high-tech-engineer:Karim Harouat

Karim Harouat
CTR - containerd tips cheat commands

Knowledge sharing

Containerd aka CTR command tips

Do not forget to add sudo before each command if needed.
Import a docker image
    Within docker :
  • docker save TagName > myDockerImage.tar
  • Within ctr :
  • ctr image import myDockerImage.tar
  • In the return you will see image tag.
    List all images
  • ctr image ls

Run container
  • ctr run --rm --privileged -t tagName IDTogive CMD
    • the privileged option makes your container having right to access to the host ressources
    • rm will make container kill itself once it stops
    • t will make ctr having its own terminal (a prompt will be shown), a must to have
    • CMD can be 'bash' for example
  • ctr run --rm --privileged -t centos7:latest v0 bash
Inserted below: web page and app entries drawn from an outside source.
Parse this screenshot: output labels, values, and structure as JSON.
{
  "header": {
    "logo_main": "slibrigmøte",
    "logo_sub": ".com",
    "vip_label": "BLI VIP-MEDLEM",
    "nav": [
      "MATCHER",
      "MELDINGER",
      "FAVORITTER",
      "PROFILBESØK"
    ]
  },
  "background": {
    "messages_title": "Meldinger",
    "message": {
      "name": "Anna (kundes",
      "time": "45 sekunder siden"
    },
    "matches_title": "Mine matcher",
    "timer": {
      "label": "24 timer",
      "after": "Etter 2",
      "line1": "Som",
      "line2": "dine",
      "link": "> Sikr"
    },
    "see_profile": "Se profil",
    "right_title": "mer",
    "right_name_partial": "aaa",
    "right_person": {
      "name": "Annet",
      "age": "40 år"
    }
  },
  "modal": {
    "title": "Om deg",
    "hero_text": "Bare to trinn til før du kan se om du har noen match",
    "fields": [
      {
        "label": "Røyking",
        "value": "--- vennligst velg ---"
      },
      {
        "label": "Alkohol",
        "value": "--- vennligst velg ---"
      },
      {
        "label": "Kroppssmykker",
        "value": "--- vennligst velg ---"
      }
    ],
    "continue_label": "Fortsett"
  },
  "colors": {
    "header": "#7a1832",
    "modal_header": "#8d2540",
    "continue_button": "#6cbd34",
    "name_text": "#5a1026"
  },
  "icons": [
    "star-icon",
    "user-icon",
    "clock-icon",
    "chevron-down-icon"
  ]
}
  • Share a file/folder inside your container:
  • ctr run --rm --privileged -t --mount type=bind,src=/tmp/mykey.pem,dst=/tmp/mykey.pem,options=rbind:ro tagName IDTogive CMD # share a dedicated file
  • ctr run --rm --privileged -t --mount type=bind,src=/opt/python/3.6/,dst=/host/opt/,options=rbind:ro tagName IDTogive CMD #share a path
  • Share a host device to the container
  • ctr run --rm --privileged -t --device /dev/sda01 tagName IDContTogive CMD #share a device, for container it will be inside /dev too and privileged is required here
List containers which are currently running
  • ctr container ls
Attach to a container
    Attach a container (to compare within lxc container) means more execute a command inside an existing task for ctr.
    So if you want to login to running container you have to list task and not container, then execute bash to do what you need.
  • ctr task ls
  • the task id is the same as the id you gave to your container at start (ctr run), so if it still running it will appear in previous return.
  • ctr task exec --exec-id anId -t IDContTogive bash
  • ctr task exec --exec-id anId -t IDContTogive bash -c 'ls /'
  • Example (exec id is whatever you want)
  • ctr task exec --exec-id t1 -t v0 bash

Snapshot the container
    To access to the all system image just run something like that, create on host a dedicated path
  • mkdir /tmp/mycontsnap/
  • do
  • ctr snapshots mounts /tmp/mycontsnap/ IDContTogive | sudo sh
  • Example
  • ctr snapshots mounts /tmp/mycontsnap/ v0 | sudo sh
  • And then doing on host ls /tmp/myconstnap, you can parse the container system image

Kill Stop a container
    Check the id you give to the run command is still running in task list
  • ctr task ls
  • If yes
  • ctr task kill -s SIGKILL IDContTogive
  • Example
  • ctr task kill -s SIGKILL v0
  • or (simple stop)
  • ctr task kill v0

Use GDB inside your container based on Linux
    To be able to use gdb inside your container you have to set ptrace_scope to 0 at startup, in an usual machine you could do sysctl kernel.yama.ptrace_scope=0 but for a container you have to set it during the docker image creation:
    RUN sed -i 's/^kernel.yama.ptrace = 1$/^kernel.yama.ptrace = 0/g ' /etc/systcl.d/10-ptrace.conf
    If using gdb returned an error message telling ptrace_scope still to 1, it means you have to run your image within --seccomp and/or --allow-new-privs
  • ctr run --seccomp --allow-new-privs tagName IDContTogive CMD